Modern (social) professionals spend a lot of time on the web to advertise themselves. Social Media, which is a new umbrella term for web applications that allow people to participate in the creation of the content served by that application. Examples of Social Media are Web log (blog) applications, LinkedIn, Facebook, Twitter and Ning (for an extensive list of social media examples, look here)
The modern professional uses social networking applications such as LinkedIn to create and maintain a personal profile and to associate himself/herself with other individuals (preferably with commonly recognized authority), put their ideas, knowledge, experience and interests on display in their personal and professional blogs and leave authoritative comments on selectively picked blog posts of other individuals. Today’s pros are constantly shaping their personal brand. I have made an attempt of illustrating the basic processes behind this in a use case diagram below (diagrams always make articles look more authoritative…).

Personal branding will help yourself to become engaged in the type of projects you aspire. It also helps other people to find certain information and expertise that they need for their projects. Recruiters have discovered social media too. They use it actively to hunt for heads or passively to scan the extracurricular activities of people who have applied for a certain position. Needless to say, you should be aware of the down side of this too: it can be difficult to erase past results of your online activities. Recruiters also scan the web for any recent or past behavior on your part that they might see as unfitting for the position they attempt to fill. An online picture of yourself in a bikini might prevent you from getting a job as a teacher on a primary school, but depending on your looks, it could improve your chances of becoming an aerobics instructor.
Guy Kawasaki gives us 10 tips for using LinkedIn to find a job (in particular, have a good look at tip 11). The effectiveness of these tips is directly proportional to the strength of your brand, i.e: take good care of your personal brand and these tips will be more effective.

Mark Nankman is a UX Architect and Web 2.0 thought leader at Capgemini.

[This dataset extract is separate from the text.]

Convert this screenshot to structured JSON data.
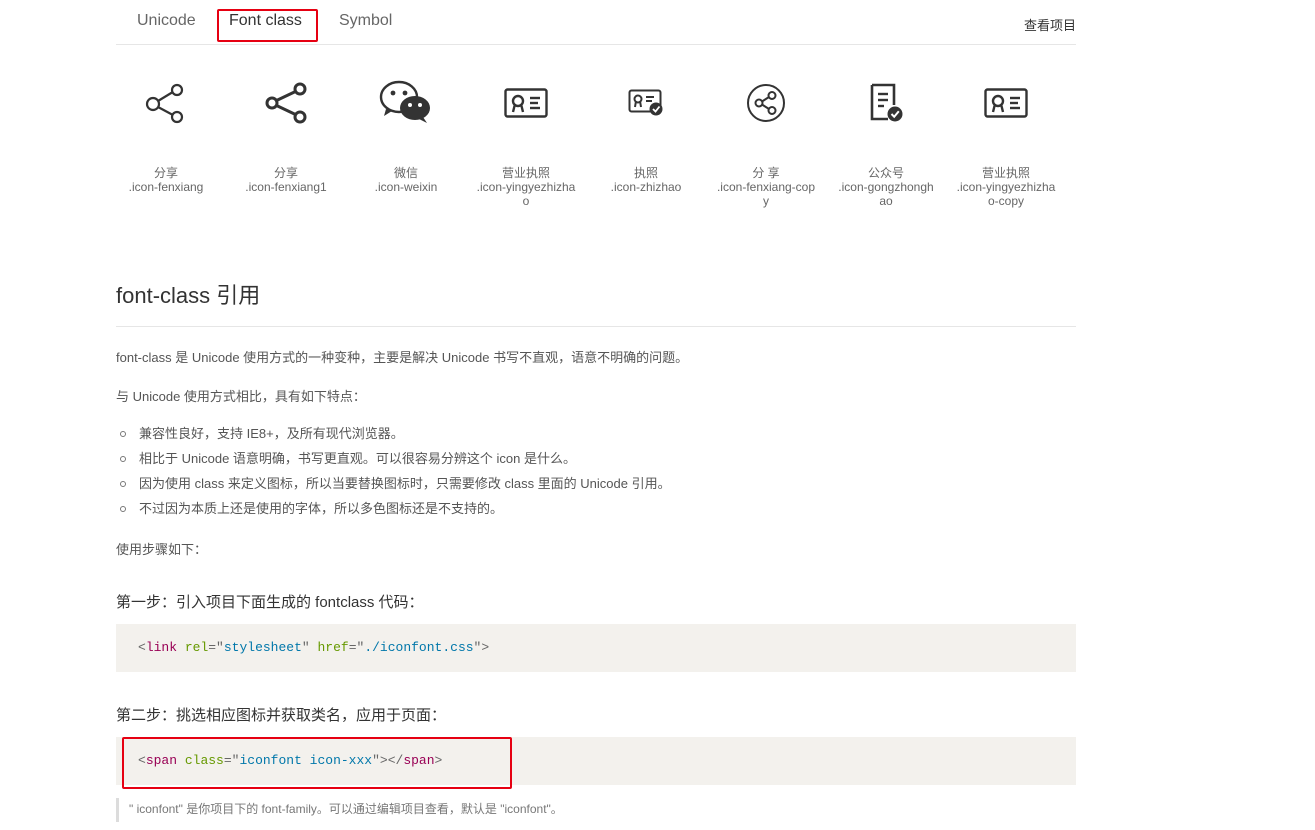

His public brain waves can be followed on Twitter: http://twitter.com/mnankman